By Gordon Williams
There are lots of places in your home where a fire could start—the furnace or the clothes dryer or the electric wiring or the chimney. Still, Steve Goforth, assistant fire marshal for the Everett WA fire department, says half his organization’s responses are to fires in a single room—the kitchen.
Statistics from the National Fire Protection Assn confirm that when it comes to fires, your kitchen is the most dangerous room in your house.
The NFP, which works to prevent fires, says U.S fire departments respond to an average 170,000 kitchen fires per year. Those fires kill more than 500 people a year, injure nearly 5,500, and cause $1.2 billion a year in damage. “Cooking equipment was involved in almost half of all reported home fires,” says an NFPA fact sheet.
So why is this story appearing now? A glance at the calendar should answer that question. That NFPA fact sheet identifies Thanksgiving as “the peak day for home cooking fires.” The second worst day for kitchen fires, by the way, is the day before Thanksgiving, with Christmas Day coming in third.
One of the functions of the Everett fire marshal’s office is fire prevention, and Goforth has lots of advice on how to make sure none of those 170,000 kitchen fires is in your home.
His first piece of advice is to pay attention any time you are cooking anything. The leading cause of kitchen fires, he says, is unattended cooking. “People lead busy lives, so it is easy to get distracted when you are at the stove,” he says. “Maybe the phone rings or one of the kids calls you, and you stop paying attention to what is going on at the stove.”
It is common, he says, for fire units responding to a kitchen fire to be greeted by a chagrined homeowner who admits he or she forgot there was food on the stove until tonight’s meal caught fire. His easy-to-remember rule—to be followed any time you cook—is, “stand by your pan.” If you must leave the kitchen, turn the burner off.
When cooking, says Goforth, “Turn all pot handles toward the back of the stove.” Then you won’t have to worry about an accidental bump of the hand spilling something out of the pan. That can help prevent a fire and spare you from painful burns or scalds.

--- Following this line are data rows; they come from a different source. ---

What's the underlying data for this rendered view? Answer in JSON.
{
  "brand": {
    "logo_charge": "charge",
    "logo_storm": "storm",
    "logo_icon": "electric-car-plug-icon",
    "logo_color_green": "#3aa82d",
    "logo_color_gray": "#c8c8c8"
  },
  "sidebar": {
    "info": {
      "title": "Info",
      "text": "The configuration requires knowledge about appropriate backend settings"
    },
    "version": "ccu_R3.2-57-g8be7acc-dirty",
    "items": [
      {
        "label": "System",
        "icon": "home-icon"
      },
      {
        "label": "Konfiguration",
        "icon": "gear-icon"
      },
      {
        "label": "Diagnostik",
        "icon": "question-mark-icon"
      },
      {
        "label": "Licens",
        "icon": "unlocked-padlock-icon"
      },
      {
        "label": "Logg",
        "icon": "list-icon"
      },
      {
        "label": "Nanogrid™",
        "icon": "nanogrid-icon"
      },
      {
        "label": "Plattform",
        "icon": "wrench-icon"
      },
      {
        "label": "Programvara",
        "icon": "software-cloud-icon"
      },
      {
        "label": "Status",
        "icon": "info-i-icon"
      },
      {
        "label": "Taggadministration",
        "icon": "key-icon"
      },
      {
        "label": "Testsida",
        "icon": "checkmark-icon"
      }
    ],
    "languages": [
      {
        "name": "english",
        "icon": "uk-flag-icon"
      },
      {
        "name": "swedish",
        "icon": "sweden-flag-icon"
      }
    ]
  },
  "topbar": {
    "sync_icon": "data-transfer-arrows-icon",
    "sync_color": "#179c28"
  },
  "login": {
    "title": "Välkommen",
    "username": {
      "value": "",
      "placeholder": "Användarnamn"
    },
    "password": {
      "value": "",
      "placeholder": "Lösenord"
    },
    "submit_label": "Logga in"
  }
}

Keeping pot handles safely out of reach also prevents kids from reaching up and grabbing something that is cooking on the stove. Then again, says Goforth, you should never allow children to get close enough to a stove to touch anything hot. A good kitchen safety rule is to never let a child or a pet come within three feet of any hot surface while you are cooking,
And there is still more fire prevention advice. Keep anything that might catch fire—towels or curtains, for instance—far away from an open flame. Beware of clothing that might catch fire—like a bathrobe with loose flapping sleeves. Don’t cook when you are too tired to pay attention to what you are doing.
Since there is a risk of fire any time you are cooking—on Thanksgiving Day or any other day—plan ahead for dealing with it. Fire departments can extinguish even large fires, Goforth says, because they plan ahead and train. Some planning and training can help you manage the risk of fire in the kitchen.
You should know what to do if there is a fire. Most kitchen fires involve grease or hot oil. Your first reaction to a fire on the stove would be to pour water on it. But pouring water on burning grease could actually spread the flames, not extinguish them.
What you want to do is take away the oxygen the fire needs to burn. Do that by putting a lid over the top of the flaming pan. “Don’t slam the lid down on the pan,” he says. That could actually push more oxygen onto the fire. “Turn off the burner and slide the lid slowly across the top of the pan until it is completely covered,” Goforth says.
An alternative would be to smother the flames by pouring baking soda on the fire, if you have some close at hand.
Here, says Goforth, is where that planning ahead and training come into the picture. You would have a suitable pot lid and baking soda close by whenever you cook, because you know you would need them if there is a fire. Practice sliding a pot lid over a pot just so it becomes second nature. That way you won’t let the stress of an actual fire paralyze you.
When might you try to put a fire out yourself? In Goforth’s view, you would do that only if you had a fire extinguisher, had been trained in how to use it and—most critical—if the fire is small enough. Goforth defines a small fire as one that is no bigger than a waste basket. “And don’t ever let the fire get between you and your exit,” Goforth adds.
The safer course in nearly all cases is to get everyone to safety, close the front door to keep flames from spreading and then call the fire department. “The most important thing in a fire is that call to 911,” Goforth says. What looks like a small fire now could very quickly turn into something big and dangerous. “It is just amazing how a small fire can fill a normal-sized room in three minutes,” Goforth says.
Also keep in mind that in case of fire it isn’t only the flames you have to worry about. Even a small fire can produce dangerous amounts of smoke. “And smoke is the killer,” says Goforth. “It will get you before the fire.”
Goforth has a final bit of Thanksgiving Day advice. If you plan to deep-fry your turkey, do it outside and on a level surface. That will keep the fryer from tipping over and sending hot—possibly flaming—grease in your direction.
So remember, the Red Cross wants you to be safe, not a statistic, this Thanksgiving—or any time!